In fact, not enough sun may be worse for your health than too much sun.

In a recent study that tracked 30,000 Swedish women for over 20 years, they found that women who tried to stay out of the sun were twice as likely to have an early death as those who spent a normal amount of time in the sun.

Why? Researchers aren’t sure, but it’s likely because the sun stimulates Vitamin D production, which reduces risk for cancer, stroke, heart disease, and other common causes of death. The sun also reduces blood pressure, another beneficial affect. Plus, sunlight helps decrease inflammation throughout the body at the same time it’s increasing immune function, a double benefit.

There’s an interesting correlation in studies of MS that show that the more hours of sun you’ve been exposed to, the lower your risk of MS. You will also find your general mood improves after you’ve been in the sun; that’s because sunlight improves your endocrine system functioning. Finally, it may well increase DNA repair.

So how much sun is enough without being too much?

• Aim for at least 10 minutes (if you’re very fair) to an hour (if you’re darker) at least 3 times a week. No sunscreen is needed. If you’re going to be out longer than that, add a zinc oxide based sunscreen after that initial period of time. Don’t stay out so long you burn.
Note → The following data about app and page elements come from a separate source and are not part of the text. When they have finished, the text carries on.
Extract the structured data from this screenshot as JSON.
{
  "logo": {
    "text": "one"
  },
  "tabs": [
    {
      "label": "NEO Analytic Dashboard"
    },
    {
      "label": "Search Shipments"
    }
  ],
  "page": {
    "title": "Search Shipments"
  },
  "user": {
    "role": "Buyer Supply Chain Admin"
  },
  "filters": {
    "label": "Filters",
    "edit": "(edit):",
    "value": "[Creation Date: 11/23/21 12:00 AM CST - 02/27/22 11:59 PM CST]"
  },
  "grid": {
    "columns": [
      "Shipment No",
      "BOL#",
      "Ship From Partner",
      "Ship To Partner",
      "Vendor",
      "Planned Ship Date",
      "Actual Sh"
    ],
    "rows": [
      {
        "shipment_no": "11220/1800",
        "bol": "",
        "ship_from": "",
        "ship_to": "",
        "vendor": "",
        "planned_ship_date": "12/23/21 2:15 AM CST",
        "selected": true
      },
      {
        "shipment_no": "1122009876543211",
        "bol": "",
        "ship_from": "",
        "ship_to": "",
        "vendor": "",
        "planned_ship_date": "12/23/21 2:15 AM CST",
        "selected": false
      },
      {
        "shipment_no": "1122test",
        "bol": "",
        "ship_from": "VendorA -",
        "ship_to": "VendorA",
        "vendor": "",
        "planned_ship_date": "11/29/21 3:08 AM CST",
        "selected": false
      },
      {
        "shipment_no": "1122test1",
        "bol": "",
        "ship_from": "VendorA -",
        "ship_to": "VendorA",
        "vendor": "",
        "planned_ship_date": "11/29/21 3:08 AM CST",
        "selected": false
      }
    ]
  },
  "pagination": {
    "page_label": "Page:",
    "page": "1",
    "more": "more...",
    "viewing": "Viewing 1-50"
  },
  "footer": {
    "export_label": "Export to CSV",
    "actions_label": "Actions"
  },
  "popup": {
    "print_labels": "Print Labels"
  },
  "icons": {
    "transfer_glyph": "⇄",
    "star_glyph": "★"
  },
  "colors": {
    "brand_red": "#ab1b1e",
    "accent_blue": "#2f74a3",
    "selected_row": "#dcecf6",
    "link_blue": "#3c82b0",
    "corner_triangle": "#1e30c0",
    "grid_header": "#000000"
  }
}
• Consider your skin, the time of day, the latitude and season. That is, use common sense. Before 8am is ideal in the summer; always avoid 10am to 4pm during the hotter months. Essentially, you need less sun time in the south than in the north.

• Before you slather yourself with a “safe” sunscreen like zinc oxide, know that it too may generate free radicals when exposed to the sun. Of course, I would assume you would never use a chemical sunscreen. Eeek.

The Sun and Health Concerns

The sun is not only a massive ball of atomic energy, it’s also a huge supplier of vitality—from photosynthesis in plants to your own ability to thrive. In the Rig Veda, it is said that the sun’s main spiritual principle is to energize all created beings. The Bible says the sun is the power of light to vanquish the darkness.

The more sunlight you get during the day, the more melatonin you make at night, and thus you have less stress and sleep better. The sun affects your mood and your ability to focus and stay alert. It decreases the risk of depression for folks who are prone to seasonal affective disorder (SAD). Environmental Health Perspectives journal published a study that linked exposure to sunlight to a reduced risk of prostate, pancreatic, ovarian, and colon cancer. Another, in the Journal of Human Resources, showed that students did better in tests if they got enough sun every day, and other research has shown a strong link between exposure to sunlight and a better quality of life.

And, get this, time in the sun may even reduce the risk of melanoma. A study in the Lancet Journal showed that skin that had been exposed to short wavelength ultraviolet radiation (UVB) was associated with less risk of melanoma. People in the study who worked outdoors had less risk of skin cancer than those who were “safe” from the sun in their cubicles.

But what about skin cancer? It turns out that around 99 percent of skin cancers are non-melanoma basal cell and squamous cell cancers. Getting rid of them may not be fun, but they are very rarely deadly. According to the CDC, melanoma and other skin cancers kill around 11,000 Americans a year in the U.S., while heart disease affects around 650,000. So if sun exposure helps reduce heart disease—and there are a number of robust studies that show that sunlight is good for hearts—the risk to benefit ratio seems clear.

It’s summertime. So get outside after the sun rises or before it sets and enjoy some fun in the sun. Let that magnificent ball of radiant vitality empower your health and happiness. The days are long past since public health recommendations severely restricted sun exposure. The latest advice is to get some sun, seriously!

Deborah King